Work out how many lines in these entries include the string "lion", and give only that figure.

* * * * *

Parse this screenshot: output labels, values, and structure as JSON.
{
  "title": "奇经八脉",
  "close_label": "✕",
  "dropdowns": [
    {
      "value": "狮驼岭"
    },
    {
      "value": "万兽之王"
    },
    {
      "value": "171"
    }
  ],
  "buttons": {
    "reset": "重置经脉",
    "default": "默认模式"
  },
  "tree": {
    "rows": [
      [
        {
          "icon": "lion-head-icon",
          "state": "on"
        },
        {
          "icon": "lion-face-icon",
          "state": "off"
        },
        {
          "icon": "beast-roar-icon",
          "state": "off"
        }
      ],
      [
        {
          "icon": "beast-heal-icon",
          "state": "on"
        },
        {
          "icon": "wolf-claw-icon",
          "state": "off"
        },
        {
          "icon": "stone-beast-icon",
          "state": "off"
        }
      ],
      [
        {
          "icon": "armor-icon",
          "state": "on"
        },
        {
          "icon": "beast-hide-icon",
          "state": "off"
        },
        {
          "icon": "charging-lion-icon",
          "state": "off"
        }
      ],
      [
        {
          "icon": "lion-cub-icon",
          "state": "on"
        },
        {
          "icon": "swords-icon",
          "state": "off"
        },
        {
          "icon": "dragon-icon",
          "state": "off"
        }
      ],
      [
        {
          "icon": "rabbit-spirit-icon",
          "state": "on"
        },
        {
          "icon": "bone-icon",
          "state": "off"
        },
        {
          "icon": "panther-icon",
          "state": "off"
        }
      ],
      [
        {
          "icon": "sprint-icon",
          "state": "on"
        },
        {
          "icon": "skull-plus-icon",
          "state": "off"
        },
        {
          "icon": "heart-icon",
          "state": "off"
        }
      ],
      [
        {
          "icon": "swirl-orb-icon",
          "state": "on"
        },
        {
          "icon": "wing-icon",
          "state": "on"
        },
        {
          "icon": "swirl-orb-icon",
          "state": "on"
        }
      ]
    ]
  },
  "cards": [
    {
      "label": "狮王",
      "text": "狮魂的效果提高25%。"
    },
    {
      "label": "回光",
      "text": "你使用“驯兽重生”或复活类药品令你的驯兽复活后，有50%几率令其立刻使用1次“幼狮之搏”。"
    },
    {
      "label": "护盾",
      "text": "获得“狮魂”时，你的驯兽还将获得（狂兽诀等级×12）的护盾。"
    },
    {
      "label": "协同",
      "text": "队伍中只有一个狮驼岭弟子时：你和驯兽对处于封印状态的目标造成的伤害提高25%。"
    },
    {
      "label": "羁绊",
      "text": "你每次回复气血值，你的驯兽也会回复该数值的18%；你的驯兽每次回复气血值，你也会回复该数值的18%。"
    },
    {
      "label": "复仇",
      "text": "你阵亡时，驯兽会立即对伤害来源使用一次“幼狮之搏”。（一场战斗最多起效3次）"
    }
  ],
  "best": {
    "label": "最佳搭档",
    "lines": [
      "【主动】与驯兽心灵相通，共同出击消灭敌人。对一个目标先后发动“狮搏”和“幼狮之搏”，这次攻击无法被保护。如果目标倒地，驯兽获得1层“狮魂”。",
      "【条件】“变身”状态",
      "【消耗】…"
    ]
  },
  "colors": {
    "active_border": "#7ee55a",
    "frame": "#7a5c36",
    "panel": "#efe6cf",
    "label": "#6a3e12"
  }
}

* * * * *

• **Answer space**
4